  3. Frame the rule by recognizing the significant contributions of DACA recipients through the COVID-19 pandemic: This rule is being written on the heels of DACA recipients being instrumental to keeping our country running during the pandemic. The final rule should be reflective of the fact that these individuals are critical to our economic prosperity. Approximately 76,600 DACA recipients worked in food services, 43,500 worked in the health care industries, and 21,100 were employed in transportation and warehouse services. DACA recipients were essential during the height of the pandemic and they remain essential to our country’s future.

Immigration and Build Back Better

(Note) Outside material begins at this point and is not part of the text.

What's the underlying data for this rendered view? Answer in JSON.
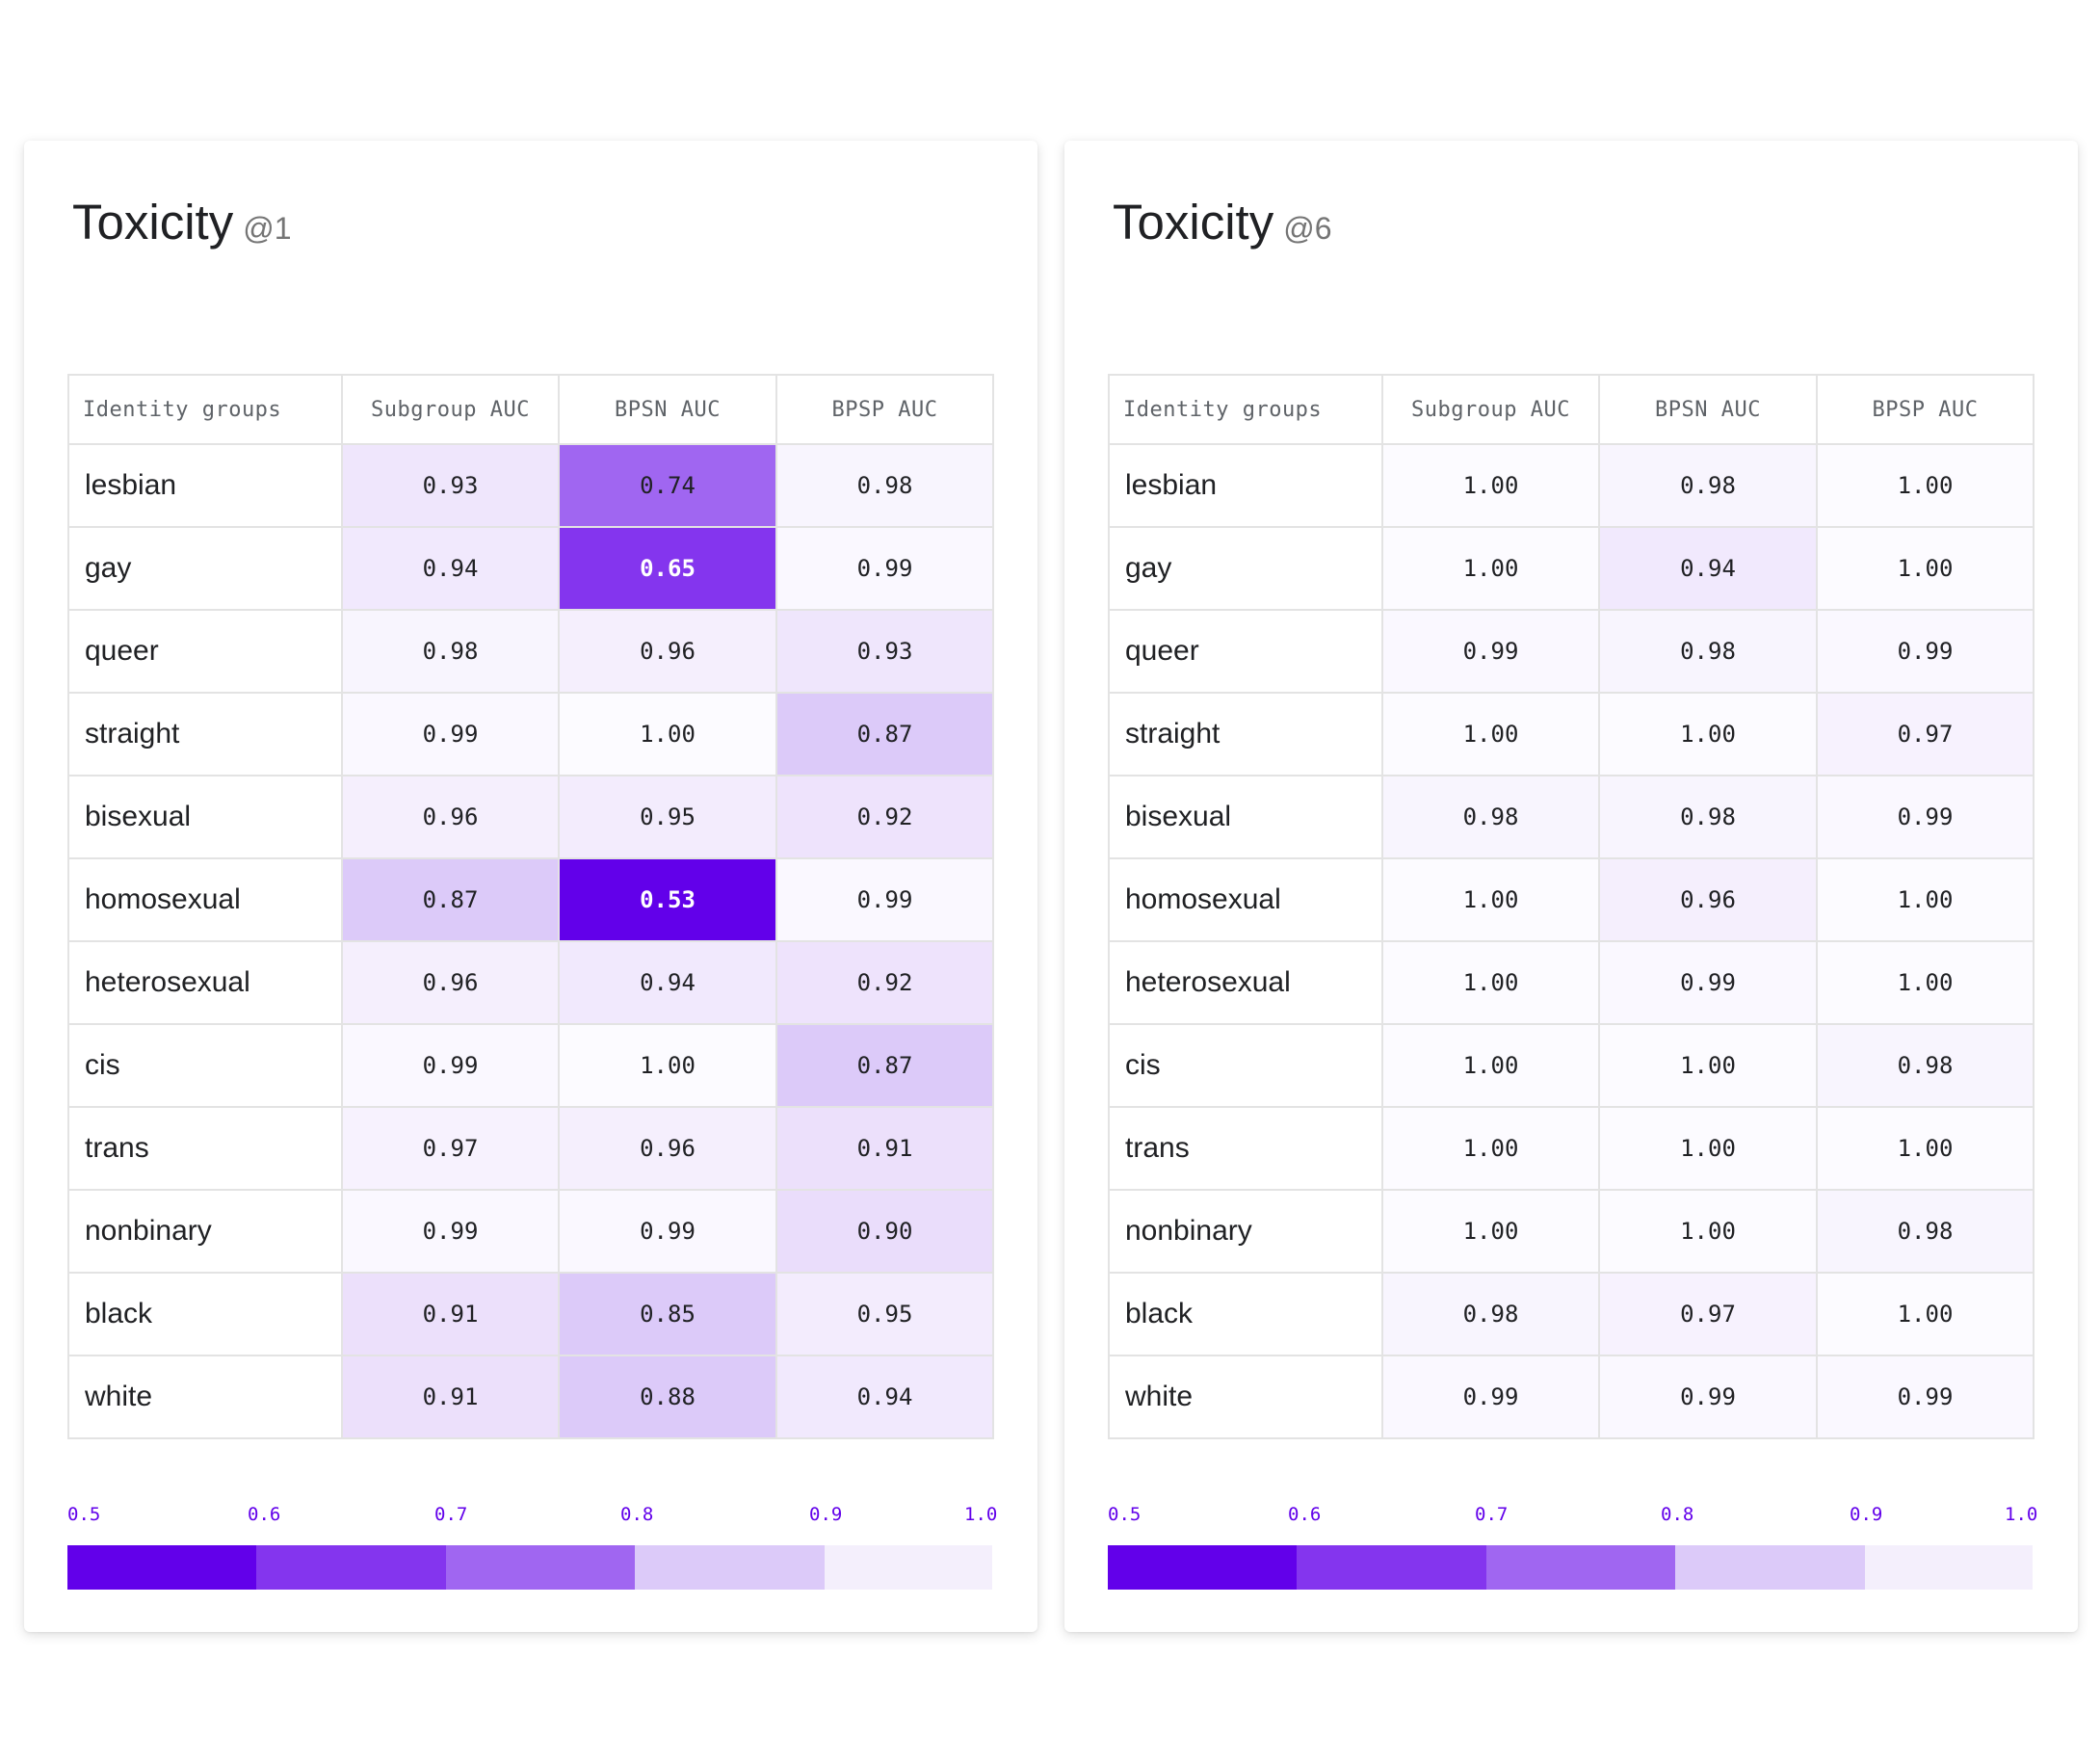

We’ve written a lot about the reconciliation bill and the inclusion of immigration in the bill’s package. You might remember that the Parliamentarian ruled that the immigration bill was not allowed to be included in the reconciliation bill. In the bill that passed in the House a few weeks ago, however, there were some provisions to halt deportations and efforts to clear up immigration backlogs. As the Senate is in the thick of “doing their thing,” we already knew immigration could be on the chopping block.

No news is good news: Folks pushing for immigration got a good sign from the Parliamentarian last week: the Parliamentarian did not accept, reject, or recommend changes to the immigration provisions that would allow millions of undocumented immigrants to apply for work permits, permission to travel, and to receive temporary protection from deportation. This is a good sign mi gente!

Why This Matters

Bringing it all back to economics, there are more than 10 million job openings in the country right now with a severe labor shortage in the construction field. Homebuilders report that a labor shortage in construction is driving up the cost of building homes and contributing to our low housing supply. This is why it’s important to keep reminding elected officials about the economic case for immigration reform (after you’ve told them the elevator pitch.)

Finally, happy December, corazones! I put my tree up this weekend by the way, have you? Seriously, why can’t we just have a Christmas tree up all year long? My house looks so much better with a tree. One month is not enough. A poco no?

About Noerena Limón

Noerena Limón is NAHREP’s Executive Vice President of Public Policy and Industry Relations. Noerena heads the organization’s policy and advocacy efforts on issues ranging from homeownership, housing inventory, credit access and immigration.

Prior to joining NAHREP, Noerena spent six years at the Consumer Financial Protection Bureau (CFPB) and served as a political appointee under President Obama in the White House Office of Political Affairs.